Entries from a dataset of interfaces:
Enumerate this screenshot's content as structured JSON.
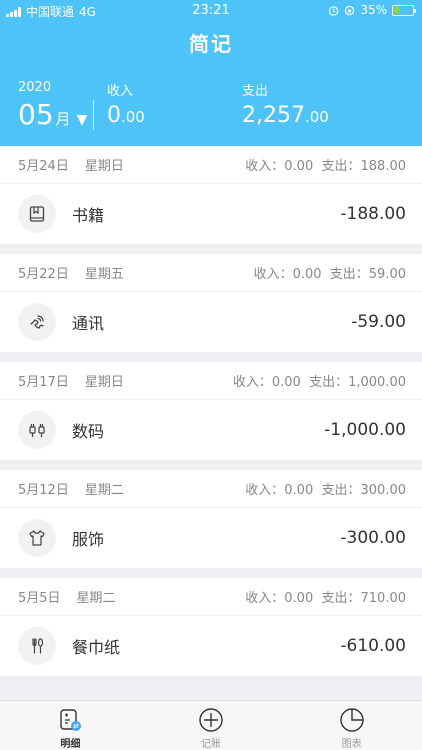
{
  "status": {
    "carrier": "中国联通",
    "network": "4G",
    "time": "23:21",
    "battery": "35%",
    "battery_level": 0.35
  },
  "app": {
    "title": "简记"
  },
  "summary": {
    "year": "2020",
    "month": "05",
    "month_unit": "月",
    "income_label": "收入",
    "income_int": "0",
    "income_dec": ".00",
    "expense_label": "支出",
    "expense_int": "2,257",
    "expense_dec": ".00"
  },
  "groups": [
    {
      "date": "5月24日",
      "weekday": "星期日",
      "income": "收入：0.00",
      "expense": "支出：188.00",
      "entries": [
        {
          "category": "书籍",
          "amount": "-188.00",
          "icon": "book-icon"
        }
      ]
    },
    {
      "date": "5月22日",
      "weekday": "星期五",
      "income": "收入：0.00",
      "expense": "支出：59.00",
      "entries": [
        {
          "category": "通讯",
          "amount": "-59.00",
          "icon": "phone-icon"
        }
      ]
    },
    {
      "date": "5月17日",
      "weekday": "星期日",
      "income": "收入：0.00",
      "expense": "支出：1,000.00",
      "entries": [
        {
          "category": "数码",
          "amount": "-1,000.00",
          "icon": "plug-icon"
        }
      ]
    },
    {
      "date": "5月12日",
      "weekday": "星期二",
      "income": "收入：0.00",
      "expense": "支出：300.00",
      "entries": [
        {
          "category": "服饰",
          "amount": "-300.00",
          "icon": "shirt-icon"
        }
      ]
    },
    {
      "date": "5月5日",
      "weekday": "星期二",
      "income": "收入：0.00",
      "expense": "支出：710.00",
      "entries": [
        {
          "category": "餐巾纸",
          "amount": "-610.00",
          "icon": "utensils-icon"
        }
      ]
    }
  ],
  "tabs": [
    {
      "label": "明细",
      "icon": "detail-icon",
      "active": true
    },
    {
      "label": "记账",
      "icon": "add-icon",
      "active": false
    },
    {
      "label": "图表",
      "icon": "pie-chart-icon",
      "active": false
    }
  ],
  "colors": {
    "header": "#4ec3f7",
    "battery": "#7ed957"
  }
}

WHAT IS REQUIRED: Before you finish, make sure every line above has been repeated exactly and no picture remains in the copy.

WRITTEN REPLY:
Enumerate this screenshot's content as structured JSON.
{
  "status": {
    "carrier": "中国联通",
    "network": "4G",
    "time": "23:21",
    "battery": "35%",
    "battery_level": 0.35
  },
  "app": {
    "title": "简记"
  },
  "summary": {
    "year": "2020",
    "month": "05",
    "month_unit": "月",
    "income_label": "收入",
    "income_int": "0",
    "income_dec": ".00",
    "expense_label": "支出",
    "expense_int": "2,257",
    "expense_dec": ".00"
  },
  "groups": [
    {
      "date": "5月24日",
      "weekday": "星期日",
      "income": "收入：0.00",
      "expense": "支出：188.00",
      "entries": [
        {
          "category": "书籍",
          "amount": "-188.00",
          "icon": "book-icon"
        }
      ]
    },
    {
      "date": "5月22日",
      "weekday": "星期五",
      "income": "收入：0.00",
      "expense": "支出：59.00",
      "entries": [
        {
          "category": "通讯",
          "amount": "-59.00",
          "icon": "phone-icon"
        }
      ]
    },
    {
      "date": "5月17日",
      "weekday": "星期日",
      "income": "收入：0.00",
      "expense": "支出：1,000.00",
      "entries": [
        {
          "category": "数码",
          "amount": "-1,000.00",
          "icon": "plug-icon"
        }
      ]
    },
    {
      "date": "5月12日",
      "weekday": "星期二",
      "income": "收入：0.00",
      "expense": "支出：300.00",
      "entries": [
        {
          "category": "服饰",
          "amount": "-300.00",
          "icon": "shirt-icon"
        }
      ]
    },
    {
      "date": "5月5日",
      "weekday": "星期二",
      "income": "收入：0.00",
      "expense": "支出：710.00",
      "entries": [
        {
          "category": "餐巾纸",
          "amount": "-610.00",
          "icon": "utensils-icon"
        }
      ]
    }
  ],
  "tabs": [
    {
      "label": "明细",
      "icon": "detail-icon",
      "active": true
    },
    {
      "label": "记账",
      "icon": "add-icon",
      "active": false
    },
    {
      "label": "图表",
      "icon": "pie-chart-icon",
      "active": false
    }
  ],
  "colors": {
    "header": "#4ec3f7",
    "battery": "#7ed957"
  }
}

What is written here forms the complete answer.